From Timothy Johnson’s Article
Your project team isn’t telling you everything. For example, did you know that they made a decision to eliminate quality testing on the project’s most critical component to meet the arbitrary deadline set by your executive so she could get her quarterly bonus? Did you know that the technology lead has been floating his resume around for the past three months? Did you know that the project controller has been “playing with the numbers” to make people happy, and you only think that this project is 82 percent complete? (It’s actually more like 27 percent, but who’s counting?)
Don’t get me wrong. Project teams generally are not constructed of underhanded, lying, conniving individuals. Actually, most of the teams I’ve worked with are staffed with hard-working, diligent individuals who want what is best for the company. But if they’re so great, why aren’t they telling you what you really need to know? Here are some possible explanations:

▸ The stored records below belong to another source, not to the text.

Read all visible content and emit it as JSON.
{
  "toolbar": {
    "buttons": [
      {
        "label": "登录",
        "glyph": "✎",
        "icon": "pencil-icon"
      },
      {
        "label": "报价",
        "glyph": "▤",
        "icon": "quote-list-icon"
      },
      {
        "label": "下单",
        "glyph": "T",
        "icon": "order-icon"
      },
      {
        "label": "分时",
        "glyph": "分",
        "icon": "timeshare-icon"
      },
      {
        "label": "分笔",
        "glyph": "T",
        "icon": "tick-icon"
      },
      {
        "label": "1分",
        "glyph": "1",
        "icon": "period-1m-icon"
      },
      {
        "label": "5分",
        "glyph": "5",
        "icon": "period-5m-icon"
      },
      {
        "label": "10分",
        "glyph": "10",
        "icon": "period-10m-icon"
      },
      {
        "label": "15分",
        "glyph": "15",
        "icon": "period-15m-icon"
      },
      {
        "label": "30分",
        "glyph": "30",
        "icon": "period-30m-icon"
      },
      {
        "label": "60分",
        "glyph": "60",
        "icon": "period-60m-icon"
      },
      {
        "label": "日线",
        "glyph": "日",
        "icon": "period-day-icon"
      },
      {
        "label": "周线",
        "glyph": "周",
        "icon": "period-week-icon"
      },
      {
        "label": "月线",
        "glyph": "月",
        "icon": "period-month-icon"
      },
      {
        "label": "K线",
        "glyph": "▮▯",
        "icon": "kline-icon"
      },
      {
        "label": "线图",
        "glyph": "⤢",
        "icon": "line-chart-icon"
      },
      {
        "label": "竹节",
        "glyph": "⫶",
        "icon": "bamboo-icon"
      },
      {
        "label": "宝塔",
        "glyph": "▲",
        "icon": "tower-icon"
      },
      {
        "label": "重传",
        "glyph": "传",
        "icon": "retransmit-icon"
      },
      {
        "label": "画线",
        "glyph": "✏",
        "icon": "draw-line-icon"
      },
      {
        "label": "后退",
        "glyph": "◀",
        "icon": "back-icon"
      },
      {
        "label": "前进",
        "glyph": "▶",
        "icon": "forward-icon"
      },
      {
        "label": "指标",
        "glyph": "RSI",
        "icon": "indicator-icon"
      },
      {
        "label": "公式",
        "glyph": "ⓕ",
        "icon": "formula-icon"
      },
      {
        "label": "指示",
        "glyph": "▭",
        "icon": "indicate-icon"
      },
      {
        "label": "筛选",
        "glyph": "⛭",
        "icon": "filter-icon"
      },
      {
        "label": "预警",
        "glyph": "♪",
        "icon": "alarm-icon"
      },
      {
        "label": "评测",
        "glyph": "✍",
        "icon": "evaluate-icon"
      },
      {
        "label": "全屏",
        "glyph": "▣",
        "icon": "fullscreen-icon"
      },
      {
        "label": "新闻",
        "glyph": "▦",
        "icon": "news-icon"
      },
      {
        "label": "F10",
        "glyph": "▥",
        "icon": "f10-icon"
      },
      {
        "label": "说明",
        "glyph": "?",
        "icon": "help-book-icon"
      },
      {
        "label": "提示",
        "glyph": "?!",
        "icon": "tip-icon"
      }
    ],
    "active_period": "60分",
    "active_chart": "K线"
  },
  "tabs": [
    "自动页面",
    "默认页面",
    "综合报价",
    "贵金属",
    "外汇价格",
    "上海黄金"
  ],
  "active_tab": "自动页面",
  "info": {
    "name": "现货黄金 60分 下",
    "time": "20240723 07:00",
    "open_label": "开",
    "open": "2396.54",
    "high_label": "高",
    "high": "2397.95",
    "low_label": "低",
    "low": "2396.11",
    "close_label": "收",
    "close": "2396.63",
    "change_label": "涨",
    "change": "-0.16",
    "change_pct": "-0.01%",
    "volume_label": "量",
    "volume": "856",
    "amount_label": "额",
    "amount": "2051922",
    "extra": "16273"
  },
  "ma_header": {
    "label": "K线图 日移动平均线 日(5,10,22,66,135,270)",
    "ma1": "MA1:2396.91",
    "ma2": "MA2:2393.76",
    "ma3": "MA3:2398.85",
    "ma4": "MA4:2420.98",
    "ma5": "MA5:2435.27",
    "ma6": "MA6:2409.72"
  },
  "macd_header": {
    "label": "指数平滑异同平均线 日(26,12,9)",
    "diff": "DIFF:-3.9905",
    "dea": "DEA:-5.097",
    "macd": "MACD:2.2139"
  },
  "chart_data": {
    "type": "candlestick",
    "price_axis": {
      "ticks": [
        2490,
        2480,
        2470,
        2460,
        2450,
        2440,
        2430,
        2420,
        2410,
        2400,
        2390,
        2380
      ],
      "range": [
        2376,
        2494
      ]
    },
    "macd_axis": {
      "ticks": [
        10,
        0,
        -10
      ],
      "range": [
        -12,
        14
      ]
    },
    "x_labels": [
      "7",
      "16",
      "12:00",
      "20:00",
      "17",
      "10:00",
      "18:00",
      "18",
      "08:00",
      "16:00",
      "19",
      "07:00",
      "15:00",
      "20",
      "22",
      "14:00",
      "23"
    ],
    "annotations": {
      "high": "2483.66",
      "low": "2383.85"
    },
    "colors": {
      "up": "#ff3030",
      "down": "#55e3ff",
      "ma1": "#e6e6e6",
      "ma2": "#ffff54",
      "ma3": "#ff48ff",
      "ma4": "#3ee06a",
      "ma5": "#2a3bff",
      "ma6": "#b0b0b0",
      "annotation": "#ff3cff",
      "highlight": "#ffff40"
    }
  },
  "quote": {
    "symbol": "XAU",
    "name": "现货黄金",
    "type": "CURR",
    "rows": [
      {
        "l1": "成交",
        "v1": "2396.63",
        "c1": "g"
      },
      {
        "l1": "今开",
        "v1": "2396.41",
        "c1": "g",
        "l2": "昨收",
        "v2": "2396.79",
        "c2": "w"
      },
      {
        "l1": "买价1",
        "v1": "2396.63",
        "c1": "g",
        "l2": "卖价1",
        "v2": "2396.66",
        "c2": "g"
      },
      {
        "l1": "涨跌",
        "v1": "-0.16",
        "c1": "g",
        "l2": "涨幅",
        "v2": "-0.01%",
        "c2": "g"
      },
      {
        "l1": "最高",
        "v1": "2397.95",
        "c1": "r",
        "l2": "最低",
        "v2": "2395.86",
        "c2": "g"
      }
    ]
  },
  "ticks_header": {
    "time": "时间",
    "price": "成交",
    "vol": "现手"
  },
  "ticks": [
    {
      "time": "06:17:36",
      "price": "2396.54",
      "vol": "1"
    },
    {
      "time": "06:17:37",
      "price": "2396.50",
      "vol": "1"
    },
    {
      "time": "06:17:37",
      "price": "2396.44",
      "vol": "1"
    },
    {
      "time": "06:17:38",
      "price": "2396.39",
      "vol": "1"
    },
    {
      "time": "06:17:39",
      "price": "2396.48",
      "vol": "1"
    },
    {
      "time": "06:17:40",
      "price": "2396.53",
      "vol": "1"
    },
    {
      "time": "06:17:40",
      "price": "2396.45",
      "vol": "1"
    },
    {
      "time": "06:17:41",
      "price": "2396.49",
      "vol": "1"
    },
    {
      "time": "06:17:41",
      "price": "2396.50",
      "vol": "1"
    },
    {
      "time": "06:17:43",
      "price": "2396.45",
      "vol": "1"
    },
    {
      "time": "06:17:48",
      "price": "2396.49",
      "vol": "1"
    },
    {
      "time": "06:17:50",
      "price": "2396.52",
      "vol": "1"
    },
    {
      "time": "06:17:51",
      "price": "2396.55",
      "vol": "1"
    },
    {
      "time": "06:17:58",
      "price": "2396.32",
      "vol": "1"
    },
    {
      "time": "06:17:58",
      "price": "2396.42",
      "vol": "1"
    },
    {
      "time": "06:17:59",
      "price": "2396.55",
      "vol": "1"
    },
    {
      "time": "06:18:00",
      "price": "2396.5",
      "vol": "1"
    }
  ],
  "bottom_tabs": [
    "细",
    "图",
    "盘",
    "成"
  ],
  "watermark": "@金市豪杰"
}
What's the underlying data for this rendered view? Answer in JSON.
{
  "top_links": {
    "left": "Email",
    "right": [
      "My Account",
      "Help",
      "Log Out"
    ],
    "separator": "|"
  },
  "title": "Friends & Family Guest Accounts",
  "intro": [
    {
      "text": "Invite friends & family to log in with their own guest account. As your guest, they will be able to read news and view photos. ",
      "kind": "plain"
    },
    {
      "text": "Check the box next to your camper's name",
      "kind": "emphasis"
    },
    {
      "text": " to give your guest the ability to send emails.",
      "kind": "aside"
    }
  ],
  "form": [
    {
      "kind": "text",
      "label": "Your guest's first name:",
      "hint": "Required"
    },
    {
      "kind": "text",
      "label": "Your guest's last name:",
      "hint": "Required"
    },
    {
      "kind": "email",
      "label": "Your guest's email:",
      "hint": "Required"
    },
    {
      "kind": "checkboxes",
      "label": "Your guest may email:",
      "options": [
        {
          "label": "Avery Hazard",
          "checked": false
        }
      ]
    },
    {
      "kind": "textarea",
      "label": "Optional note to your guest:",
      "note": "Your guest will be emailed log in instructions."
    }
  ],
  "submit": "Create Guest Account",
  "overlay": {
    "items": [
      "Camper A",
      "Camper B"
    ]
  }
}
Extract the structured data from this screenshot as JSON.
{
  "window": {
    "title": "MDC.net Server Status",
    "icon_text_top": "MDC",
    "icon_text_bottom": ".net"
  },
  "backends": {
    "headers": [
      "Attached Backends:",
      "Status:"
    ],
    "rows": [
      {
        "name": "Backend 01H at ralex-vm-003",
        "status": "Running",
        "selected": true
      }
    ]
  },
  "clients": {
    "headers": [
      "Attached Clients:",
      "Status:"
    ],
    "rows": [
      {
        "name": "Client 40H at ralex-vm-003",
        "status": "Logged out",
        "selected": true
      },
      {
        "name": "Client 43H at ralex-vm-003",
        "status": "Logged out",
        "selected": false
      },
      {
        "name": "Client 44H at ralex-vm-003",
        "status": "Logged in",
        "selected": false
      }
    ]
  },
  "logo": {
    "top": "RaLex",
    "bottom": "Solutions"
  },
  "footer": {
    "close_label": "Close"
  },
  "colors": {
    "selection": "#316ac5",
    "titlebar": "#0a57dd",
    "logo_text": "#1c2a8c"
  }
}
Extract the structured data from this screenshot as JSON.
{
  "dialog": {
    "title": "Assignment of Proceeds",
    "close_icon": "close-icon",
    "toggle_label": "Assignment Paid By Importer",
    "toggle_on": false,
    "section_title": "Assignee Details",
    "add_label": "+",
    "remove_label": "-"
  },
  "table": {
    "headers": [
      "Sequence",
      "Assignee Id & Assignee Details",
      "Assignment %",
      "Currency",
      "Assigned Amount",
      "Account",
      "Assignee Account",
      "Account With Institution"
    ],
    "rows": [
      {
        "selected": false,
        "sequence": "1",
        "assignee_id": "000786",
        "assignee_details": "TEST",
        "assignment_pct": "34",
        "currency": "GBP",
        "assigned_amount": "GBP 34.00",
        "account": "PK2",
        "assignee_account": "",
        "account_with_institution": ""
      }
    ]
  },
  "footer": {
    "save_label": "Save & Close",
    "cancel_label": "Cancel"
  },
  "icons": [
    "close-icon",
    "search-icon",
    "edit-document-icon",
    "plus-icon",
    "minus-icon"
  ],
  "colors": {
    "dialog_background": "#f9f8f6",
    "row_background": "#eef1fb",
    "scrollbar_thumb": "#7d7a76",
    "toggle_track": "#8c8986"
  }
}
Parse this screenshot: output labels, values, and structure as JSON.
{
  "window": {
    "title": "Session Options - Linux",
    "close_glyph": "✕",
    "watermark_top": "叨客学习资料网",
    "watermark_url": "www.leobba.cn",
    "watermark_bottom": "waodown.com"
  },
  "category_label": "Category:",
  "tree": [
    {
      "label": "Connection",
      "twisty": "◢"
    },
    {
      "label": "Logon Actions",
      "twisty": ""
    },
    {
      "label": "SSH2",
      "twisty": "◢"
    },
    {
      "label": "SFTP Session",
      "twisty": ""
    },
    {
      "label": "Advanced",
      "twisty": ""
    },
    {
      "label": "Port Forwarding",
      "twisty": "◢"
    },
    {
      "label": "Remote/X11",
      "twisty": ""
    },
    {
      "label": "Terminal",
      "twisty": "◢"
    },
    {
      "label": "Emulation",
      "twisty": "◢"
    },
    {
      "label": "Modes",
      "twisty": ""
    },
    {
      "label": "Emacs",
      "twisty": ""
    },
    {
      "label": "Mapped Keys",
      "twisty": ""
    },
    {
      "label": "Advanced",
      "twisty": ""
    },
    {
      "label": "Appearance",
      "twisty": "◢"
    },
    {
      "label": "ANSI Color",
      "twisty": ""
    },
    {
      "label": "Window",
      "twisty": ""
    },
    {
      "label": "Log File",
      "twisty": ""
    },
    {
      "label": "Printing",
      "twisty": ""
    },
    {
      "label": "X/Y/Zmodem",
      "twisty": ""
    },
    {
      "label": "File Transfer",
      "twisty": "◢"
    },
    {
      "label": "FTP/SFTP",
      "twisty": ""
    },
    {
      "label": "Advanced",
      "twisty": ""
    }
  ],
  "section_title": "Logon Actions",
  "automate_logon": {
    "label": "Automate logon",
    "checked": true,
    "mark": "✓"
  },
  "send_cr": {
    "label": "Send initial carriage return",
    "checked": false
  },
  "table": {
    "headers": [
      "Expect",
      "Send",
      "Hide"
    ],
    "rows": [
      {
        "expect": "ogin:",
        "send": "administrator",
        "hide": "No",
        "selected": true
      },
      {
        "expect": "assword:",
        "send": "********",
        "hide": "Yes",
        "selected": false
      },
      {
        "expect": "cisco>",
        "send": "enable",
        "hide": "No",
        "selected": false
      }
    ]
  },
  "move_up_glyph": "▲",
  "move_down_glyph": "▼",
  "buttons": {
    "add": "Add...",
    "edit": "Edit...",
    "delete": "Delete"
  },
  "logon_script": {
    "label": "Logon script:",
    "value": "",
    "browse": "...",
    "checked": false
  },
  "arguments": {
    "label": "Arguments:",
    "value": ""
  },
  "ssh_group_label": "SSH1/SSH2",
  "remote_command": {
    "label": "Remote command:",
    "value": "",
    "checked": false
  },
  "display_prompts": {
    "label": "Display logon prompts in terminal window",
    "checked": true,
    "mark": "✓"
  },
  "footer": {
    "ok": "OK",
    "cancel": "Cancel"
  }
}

They’re not telling you because THEY don’t know themselves. Often, managers are so eager for the “real work” to begin that adequate planning is short-changed in the interest of tangible progress. Allowing time to plan, sequence and estimate tasks is a critical investment. Then there is a documented road map for determining if the team is staying on track.